Exercise requirements: Restate all of the data exactly.

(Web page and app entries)
Start of Block

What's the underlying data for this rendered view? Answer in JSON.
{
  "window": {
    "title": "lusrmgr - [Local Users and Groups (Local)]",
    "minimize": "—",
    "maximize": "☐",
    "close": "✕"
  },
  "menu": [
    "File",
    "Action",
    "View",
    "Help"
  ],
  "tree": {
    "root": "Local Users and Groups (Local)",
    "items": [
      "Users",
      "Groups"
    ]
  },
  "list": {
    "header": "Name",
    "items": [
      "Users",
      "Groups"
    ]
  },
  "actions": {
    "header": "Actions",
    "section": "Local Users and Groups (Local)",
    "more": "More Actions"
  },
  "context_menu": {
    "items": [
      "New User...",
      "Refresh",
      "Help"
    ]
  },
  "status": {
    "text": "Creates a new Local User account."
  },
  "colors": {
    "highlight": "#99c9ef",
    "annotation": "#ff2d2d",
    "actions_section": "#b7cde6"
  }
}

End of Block

Answer for the task:
What's the underlying data for this rendered view? Answer in JSON.
{
  "window": {
    "title": "lusrmgr - [Local Users and Groups (Local)]",
    "minimize": "—",
    "maximize": "☐",
    "close": "✕"
  },
  "menu": [
    "File",
    "Action",
    "View",
    "Help"
  ],
  "tree": {
    "root": "Local Users and Groups (Local)",
    "items": [
      "Users",
      "Groups"
    ]
  },
  "list": {
    "header": "Name",
    "items": [
      "Users",
      "Groups"
    ]
  },
  "actions": {
    "header": "Actions",
    "section": "Local Users and Groups (Local)",
    "more": "More Actions"
  },
  "context_menu": {
    "items": [
      "New User...",
      "Refresh",
      "Help"
    ]
  },
  "status": {
    "text": "Creates a new Local User account."
  },
  "colors": {
    "highlight": "#99c9ef",
    "annotation": "#ff2d2d",
    "actions_section": "#b7cde6"
  }
}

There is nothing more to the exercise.